Welcome to a new bookish journey around the world! This post is about the book covers of 1Q84 by Haruki Murakami. As it is one of my favourite books and it also achieved a high level of popularity all around the globe, I was really curious how its covers were illustrated in different parts of the world.
Note: if you haven’t read the book, I recommend you to first get acquainted with the basic storyline, to better understand the cover illustrations and the remarks I wrote for each of them.
As usual, let’s begin with the first and most known English book cover, which I think offers a good first impression of the book atmosphere by depicting two people “trapped”. I also like the big characters and the colourful spine.
Going to the other English editions, we start seeing some patterns – two moons 🙂 The design of the books on the left is very neat, though I don’t really understand why the book was divided into 2 physical books when the story is actually divided into 3 books.
The book on the right is the exact edition I read and includes all three books, nicely marked on the cover with the red horizontal lines.
The Polish book covers depict a distorted reality … the more we advance reading (from left to right), the more distorted it gets. Even though I don’t personally like this illustrative style, I think it is an interesting metaphor for the storyline.
Oh là là, the French covers are next! The first bundle of covers is certainly intriguing! I love how the 3 images add up to create a female portrait, though it must be quite weird to see them separately.
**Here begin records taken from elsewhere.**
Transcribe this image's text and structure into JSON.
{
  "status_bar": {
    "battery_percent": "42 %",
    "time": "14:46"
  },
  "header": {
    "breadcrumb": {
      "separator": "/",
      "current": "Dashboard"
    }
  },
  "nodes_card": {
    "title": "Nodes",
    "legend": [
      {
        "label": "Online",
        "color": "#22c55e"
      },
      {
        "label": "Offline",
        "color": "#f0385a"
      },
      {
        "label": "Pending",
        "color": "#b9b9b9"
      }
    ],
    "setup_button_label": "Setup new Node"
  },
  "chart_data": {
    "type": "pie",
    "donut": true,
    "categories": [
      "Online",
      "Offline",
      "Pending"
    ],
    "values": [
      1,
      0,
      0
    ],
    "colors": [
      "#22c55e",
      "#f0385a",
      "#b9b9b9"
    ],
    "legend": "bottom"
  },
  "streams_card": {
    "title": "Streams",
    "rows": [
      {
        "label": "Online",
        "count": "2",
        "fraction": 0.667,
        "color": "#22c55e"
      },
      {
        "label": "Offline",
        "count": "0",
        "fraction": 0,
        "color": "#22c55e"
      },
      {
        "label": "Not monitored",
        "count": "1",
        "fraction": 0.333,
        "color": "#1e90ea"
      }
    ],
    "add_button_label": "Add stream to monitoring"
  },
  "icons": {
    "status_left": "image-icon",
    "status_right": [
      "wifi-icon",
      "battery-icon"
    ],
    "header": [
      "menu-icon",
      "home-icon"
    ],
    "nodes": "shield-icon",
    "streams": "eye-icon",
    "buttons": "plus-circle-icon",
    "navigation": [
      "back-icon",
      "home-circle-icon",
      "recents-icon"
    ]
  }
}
The second bundle of French covers is for sure the most inappropriate of all in terms of illustration! I don’t see how those childish flowers could have anything to do with the complex and intriguing story created by Murakami … really really weird.
Continuing with European covers, there’s an interesting box set from Spain! The 3 covers complement each other and the box design is also quite attractive, but I don’t see any symbol that refers to 1Q84. It gives me the impression of a “template cover” that could be used for any book … Or maybe the “8” symbolizes the two moons?
I have a similar “template” feeling when looking at the Dutch book covers (the ones on the left side). The one-book trilogy, however, has a nice Japanese touch (Murakami’s name is written using Japanese characters) and the circular staircase adds a mysterious aura to the cover while also suggesting one of the main symbols of the story. Simple and symbolic!
Just like Turkey is a bridge between Europe and Asia, let’s discuss the Turkish book covers between the European and Asian ones 🙂 I like the modern geometrical approach and also the matching colours, but again I have the feeling that this type of illustration could be used for any other book …
Let’s see the Japanese book covers! There’s no mistake, there are 6 books that make up the trilogy (I know, this sounds confusing), as each book was split in half. So we have Book 1 – first half, Book 2 – second half, and so on.
Even though the covers look quite appealing, I had higher expectations from the home country of Murakami. A detail worth mentioning is that characters’ names are written on the colourful bands (eg: you can see “TENGO” written on the second cover).
This Chinese edition looks rather dull, suggesting only chaos and confusion …
… however, the Chinese box set looks so much better – a crisp and attractive design wrapped up in a simple box!
Just so you know, I saved the best for last 🙂
The Thai box set might have my favourite illustration of 1Q84 ❤ I love how the two main characters’ relationship is represented by the two moons, getting closer and closer with each volume … and the colour combination is amazing! Not to mention that the books’ spines complement each other so beautifully and form the name of the book. Pure awesomeness!
Another beautiful box set was published in Vietnam. The concentric circles that dominate the covers remind me of a tornado and might suggest the internal turmoil of each character … I am also fond of the colour combination, it’s very appealing!
The last book cover I present here is a limited edition inspired by “the tradition of the artists’ book or livre d’artiste“. Consequently, it has 3 main features: it is hand-produced, has a limited number of copies (111 sets in this case), and there’s a natural blurry line between books and art. This limited edition has a very discrete design that incorporates the two moons theme, and also the idea of intertwining realities. For more details check out this link.
To conclude, we can safely say that “1Q84” has a really wide variety of book covers, ranging from colourless to colourful, from dull to intriguing, from simple to complex illustrations. I hope you enjoyed this bookish journey as much as I did! Now tell me: what’s your favourite edition?
‘Till next time, happy reading!